TASK GOAL: Write out each line of the entries below that holds the word "JSON".

RECORDS TO USE:
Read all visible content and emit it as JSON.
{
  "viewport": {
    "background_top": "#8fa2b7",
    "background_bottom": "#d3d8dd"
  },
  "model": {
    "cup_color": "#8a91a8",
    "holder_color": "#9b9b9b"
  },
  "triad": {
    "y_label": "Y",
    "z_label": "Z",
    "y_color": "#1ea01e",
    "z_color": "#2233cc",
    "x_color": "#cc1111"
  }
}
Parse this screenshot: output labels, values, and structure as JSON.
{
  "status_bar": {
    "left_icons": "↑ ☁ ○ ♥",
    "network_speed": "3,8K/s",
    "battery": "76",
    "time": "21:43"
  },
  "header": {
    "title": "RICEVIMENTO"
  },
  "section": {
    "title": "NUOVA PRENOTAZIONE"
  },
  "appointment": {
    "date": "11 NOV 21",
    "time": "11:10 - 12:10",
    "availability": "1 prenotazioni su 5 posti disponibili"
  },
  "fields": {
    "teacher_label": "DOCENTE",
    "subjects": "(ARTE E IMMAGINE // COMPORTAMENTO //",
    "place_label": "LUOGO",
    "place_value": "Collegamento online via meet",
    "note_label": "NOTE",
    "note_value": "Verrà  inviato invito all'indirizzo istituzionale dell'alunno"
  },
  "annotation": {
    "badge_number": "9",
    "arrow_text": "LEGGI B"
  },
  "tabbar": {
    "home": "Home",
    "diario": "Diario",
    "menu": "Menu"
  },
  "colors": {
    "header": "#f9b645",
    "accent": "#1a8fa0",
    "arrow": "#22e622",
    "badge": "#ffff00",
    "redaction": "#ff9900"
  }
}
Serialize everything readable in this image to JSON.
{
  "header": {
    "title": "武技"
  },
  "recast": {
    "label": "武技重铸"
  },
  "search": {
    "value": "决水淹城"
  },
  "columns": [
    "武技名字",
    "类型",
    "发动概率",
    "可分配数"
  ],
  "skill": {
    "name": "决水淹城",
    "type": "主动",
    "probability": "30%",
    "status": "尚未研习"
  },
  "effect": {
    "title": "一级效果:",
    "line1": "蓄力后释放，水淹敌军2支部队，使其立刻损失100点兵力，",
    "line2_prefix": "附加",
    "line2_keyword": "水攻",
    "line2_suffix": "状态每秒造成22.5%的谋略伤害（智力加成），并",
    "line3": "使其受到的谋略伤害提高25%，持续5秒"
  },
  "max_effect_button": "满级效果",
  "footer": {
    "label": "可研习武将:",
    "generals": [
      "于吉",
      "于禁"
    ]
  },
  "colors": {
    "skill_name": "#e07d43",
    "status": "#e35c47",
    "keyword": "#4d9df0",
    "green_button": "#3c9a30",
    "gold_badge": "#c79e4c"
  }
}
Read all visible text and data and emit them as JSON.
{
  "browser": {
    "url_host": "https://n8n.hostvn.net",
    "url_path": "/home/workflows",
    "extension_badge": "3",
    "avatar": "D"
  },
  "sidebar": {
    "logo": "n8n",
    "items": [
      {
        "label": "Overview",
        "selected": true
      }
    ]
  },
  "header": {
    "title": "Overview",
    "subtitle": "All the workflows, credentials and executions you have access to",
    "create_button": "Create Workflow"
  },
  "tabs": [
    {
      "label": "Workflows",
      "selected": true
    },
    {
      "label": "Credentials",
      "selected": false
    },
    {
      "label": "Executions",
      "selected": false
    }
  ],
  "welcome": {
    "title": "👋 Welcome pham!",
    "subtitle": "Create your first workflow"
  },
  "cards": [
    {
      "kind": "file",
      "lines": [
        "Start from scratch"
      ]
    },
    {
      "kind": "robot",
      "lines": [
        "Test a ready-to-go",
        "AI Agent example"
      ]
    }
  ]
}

TASK RESULT:
Read all visible content and emit it as JSON.
Parse this screenshot: output labels, values, and structure as JSON.
Serialize everything readable in this image to JSON.
Read all visible text and data and emit them as JSON.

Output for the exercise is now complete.